Bruce Ratner tells the New York Daily News, "For 100 years, this was a train depot in the middle of downtown Brooklyn. Now it’s the greatest arena I’ve ever seen.”

No, it wasn't.

About half the arena site was a railyard used to store and service trains. The rest consisted of buildings where people lived and worked, as well as a public street.

Nor was that a depot, in the common definition: a "building for railroad or bus passengers or freight."

Nor was it "in the middle of downtown Brooklyn" but rather in Prospect Heights. And even if you consider the arena site an extension of Downtown Brooklyn--as Forest City surely will argue--it's by no stretch of the imagination in the middle.

"Extreme joy"

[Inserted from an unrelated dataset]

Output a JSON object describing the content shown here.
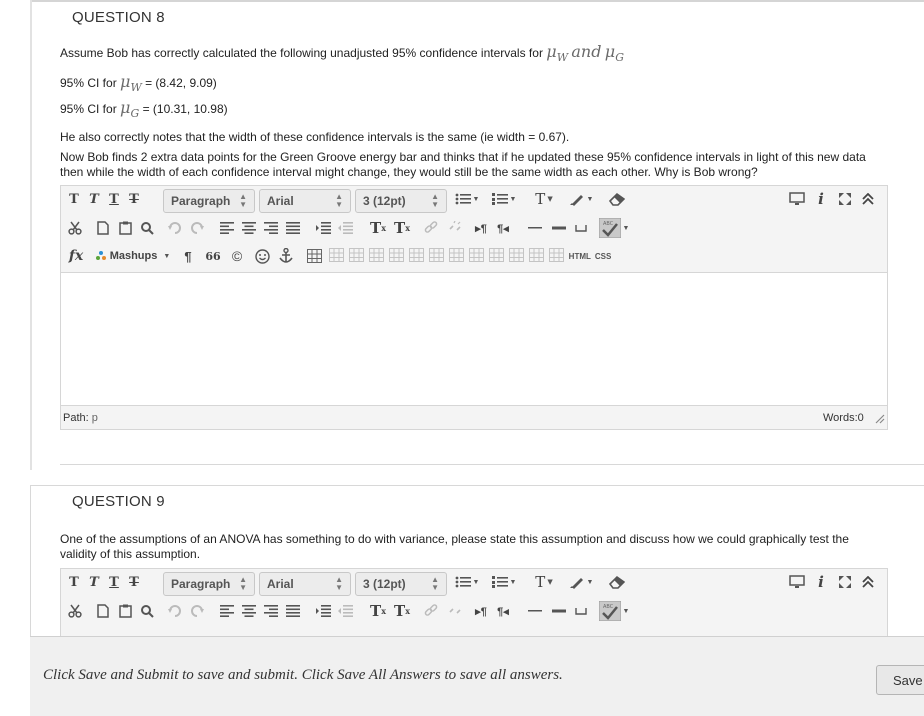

The cheerleading piece is by real estate correspondent Jason Sheftell, known for real estate hype. At least the author doesn't call it Downtown Brooklyn:
Even in midconstruction, there are moments touring the Barclays Center in Prospect Heights when you can’t help but feel extreme joy
...It’s not just that pro sports are back in the borough for the first time since 1957; it’s the arena’s shape, design, intent, location, housing, public space and stubborn persistence it took to get this here.
Note that Ratner continues to call the arena "the first truly 21st-century building in New York City," which surely he'd have said about the Frank Gehry-designed Beekman Tower.